Even before Bustos’ announcement, several Democrats said privately that she would have little support to retain her post, which is an elective position chosen by House Democrats. Her tenure included clashes with progressives angry that she moved to protect incumbents — including conservative Democrats — by denying contracts to political consulting firms that helped challengers in party primaries.
In a written statement, Bustos said her committee had achieved its “primary objective” of keeping House control. She said that with President-elect Joe Biden in the White House, she would focus on “exciting legislative possibilities in the years to come.”
House Speaker Nancy Pelosi, D-Calif., said Bustos “shaped a mainstream message, mobilized effectively and attracted the resources to do so” and called her “a leader of great integrity and inspiration.”
Bustos, 59, a four-term lawmaker, narrowly won her own reelection in a closely divided rural district she won by 24 percentage points two years ago. Her win came after an eleventh-hour $1 million expenditure for her by the House Majority PAC, which was resented by some Democrats. That committee is aligned with House Democratic leaders.
By Monday afternoon, Democrats’ only gains were three GOP-held, open districts from which Republican lawmakers are retiring.
House Democrats currently have a 232-197 advantage, plus one independent and five vacancies.

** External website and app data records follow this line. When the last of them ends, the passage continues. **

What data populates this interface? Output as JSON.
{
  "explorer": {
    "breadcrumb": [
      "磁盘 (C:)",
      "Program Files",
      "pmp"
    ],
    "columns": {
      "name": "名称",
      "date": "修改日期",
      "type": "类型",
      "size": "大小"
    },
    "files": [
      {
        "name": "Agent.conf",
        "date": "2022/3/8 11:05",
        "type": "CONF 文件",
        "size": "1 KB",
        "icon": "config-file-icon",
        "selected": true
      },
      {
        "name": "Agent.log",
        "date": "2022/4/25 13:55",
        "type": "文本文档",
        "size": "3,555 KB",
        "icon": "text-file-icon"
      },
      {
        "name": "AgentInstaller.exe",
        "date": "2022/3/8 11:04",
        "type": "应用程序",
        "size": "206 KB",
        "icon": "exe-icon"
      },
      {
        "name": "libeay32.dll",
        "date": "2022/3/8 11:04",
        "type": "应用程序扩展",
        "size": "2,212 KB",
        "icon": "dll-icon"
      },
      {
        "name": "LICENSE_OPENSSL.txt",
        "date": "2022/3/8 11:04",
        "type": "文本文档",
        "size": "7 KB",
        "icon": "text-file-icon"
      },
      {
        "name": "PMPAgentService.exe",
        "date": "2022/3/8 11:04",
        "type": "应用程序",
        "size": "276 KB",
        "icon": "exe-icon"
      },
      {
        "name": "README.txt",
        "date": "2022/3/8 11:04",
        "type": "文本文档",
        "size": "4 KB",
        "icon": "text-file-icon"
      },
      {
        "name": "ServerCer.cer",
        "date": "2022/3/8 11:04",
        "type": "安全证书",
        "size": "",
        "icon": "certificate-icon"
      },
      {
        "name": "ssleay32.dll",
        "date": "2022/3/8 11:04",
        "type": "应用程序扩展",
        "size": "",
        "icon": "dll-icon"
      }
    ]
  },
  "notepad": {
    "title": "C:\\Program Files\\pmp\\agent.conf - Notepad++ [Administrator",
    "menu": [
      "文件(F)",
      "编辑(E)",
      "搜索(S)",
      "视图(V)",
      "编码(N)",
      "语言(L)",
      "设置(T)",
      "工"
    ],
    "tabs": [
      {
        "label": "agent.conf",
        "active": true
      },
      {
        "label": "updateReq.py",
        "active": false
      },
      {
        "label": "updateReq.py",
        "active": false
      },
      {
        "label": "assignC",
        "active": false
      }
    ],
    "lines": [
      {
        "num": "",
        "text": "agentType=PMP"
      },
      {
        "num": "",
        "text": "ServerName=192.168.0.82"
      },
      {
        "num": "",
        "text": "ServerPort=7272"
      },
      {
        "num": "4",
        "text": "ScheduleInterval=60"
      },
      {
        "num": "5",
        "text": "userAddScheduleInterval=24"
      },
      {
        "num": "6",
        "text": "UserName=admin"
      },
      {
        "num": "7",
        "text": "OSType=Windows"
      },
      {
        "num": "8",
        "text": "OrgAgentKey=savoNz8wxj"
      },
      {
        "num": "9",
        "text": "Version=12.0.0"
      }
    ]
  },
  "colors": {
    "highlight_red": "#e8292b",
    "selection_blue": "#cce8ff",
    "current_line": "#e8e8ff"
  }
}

(© Copyright 2020 CBS Broadcasting Inc. All Rights Reserved. The Associated Press contributed to this report.)